## Directions
Go through the entries below and copy each line containing the word "kasih".

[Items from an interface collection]
————————
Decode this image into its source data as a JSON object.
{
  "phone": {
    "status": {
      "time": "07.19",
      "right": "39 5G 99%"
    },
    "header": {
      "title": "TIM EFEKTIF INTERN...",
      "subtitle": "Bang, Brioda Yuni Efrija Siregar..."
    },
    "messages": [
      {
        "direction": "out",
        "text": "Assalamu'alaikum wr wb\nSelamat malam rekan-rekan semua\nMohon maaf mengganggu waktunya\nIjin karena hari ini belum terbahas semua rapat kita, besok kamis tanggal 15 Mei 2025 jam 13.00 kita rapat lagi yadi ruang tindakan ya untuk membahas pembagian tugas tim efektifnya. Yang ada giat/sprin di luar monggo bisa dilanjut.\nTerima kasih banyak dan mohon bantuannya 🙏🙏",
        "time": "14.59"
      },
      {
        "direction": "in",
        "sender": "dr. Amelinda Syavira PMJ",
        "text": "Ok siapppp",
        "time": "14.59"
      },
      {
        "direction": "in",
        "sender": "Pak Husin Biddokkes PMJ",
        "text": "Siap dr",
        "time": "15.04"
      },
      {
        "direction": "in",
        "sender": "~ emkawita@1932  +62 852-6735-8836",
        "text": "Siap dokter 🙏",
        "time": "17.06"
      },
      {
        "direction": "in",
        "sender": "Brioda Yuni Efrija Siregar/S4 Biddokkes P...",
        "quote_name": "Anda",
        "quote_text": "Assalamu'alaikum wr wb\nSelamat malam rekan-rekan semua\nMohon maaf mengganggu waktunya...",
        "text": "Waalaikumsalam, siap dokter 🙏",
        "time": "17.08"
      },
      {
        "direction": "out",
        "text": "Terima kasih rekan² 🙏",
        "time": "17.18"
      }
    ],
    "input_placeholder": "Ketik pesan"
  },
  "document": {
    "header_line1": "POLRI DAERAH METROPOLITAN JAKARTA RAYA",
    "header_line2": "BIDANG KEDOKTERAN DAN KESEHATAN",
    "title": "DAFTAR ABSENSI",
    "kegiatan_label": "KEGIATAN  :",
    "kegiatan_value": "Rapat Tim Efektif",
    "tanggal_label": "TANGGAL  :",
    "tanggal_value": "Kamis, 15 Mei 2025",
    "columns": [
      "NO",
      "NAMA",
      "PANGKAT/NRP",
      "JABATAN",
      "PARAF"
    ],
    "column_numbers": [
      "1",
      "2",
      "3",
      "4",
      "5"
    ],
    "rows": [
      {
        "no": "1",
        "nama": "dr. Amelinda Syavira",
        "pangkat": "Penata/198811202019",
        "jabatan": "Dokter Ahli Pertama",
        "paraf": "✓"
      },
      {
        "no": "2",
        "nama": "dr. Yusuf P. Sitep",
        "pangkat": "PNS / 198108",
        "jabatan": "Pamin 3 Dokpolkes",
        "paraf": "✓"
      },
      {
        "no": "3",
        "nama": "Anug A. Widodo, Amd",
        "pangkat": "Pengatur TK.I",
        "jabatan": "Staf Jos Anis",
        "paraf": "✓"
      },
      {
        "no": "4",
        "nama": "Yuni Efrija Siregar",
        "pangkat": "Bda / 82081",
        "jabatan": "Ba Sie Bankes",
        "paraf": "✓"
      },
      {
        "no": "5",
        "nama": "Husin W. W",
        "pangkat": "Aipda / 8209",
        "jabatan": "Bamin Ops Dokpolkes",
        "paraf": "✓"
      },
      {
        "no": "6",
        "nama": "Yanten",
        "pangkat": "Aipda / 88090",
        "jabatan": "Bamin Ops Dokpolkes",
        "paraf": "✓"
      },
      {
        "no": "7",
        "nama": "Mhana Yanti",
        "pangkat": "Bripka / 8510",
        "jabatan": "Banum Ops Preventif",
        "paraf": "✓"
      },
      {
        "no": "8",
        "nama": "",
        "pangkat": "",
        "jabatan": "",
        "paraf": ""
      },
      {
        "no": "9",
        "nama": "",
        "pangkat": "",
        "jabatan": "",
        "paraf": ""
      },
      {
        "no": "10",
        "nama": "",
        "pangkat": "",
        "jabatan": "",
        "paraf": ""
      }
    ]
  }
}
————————
## Your response
        "text": "Assalamu'alaikum wr wb\nSelamat malam rekan-rekan semua\nMohon maaf mengganggu waktunya\nIjin karena hari ini belum terbahas semua rapat kita, besok kamis tanggal 15 Mei 2025 jam 13.00 kita rapat lagi yadi ruang tindakan ya untuk membahas pembagian tugas tim efektifnya. Yang ada giat/sprin di luar monggo bisa dilanjut.\nTerima kasih banyak dan mohon bantuannya 🙏🙏",
        "text": "Terima kasih rekan² 🙏",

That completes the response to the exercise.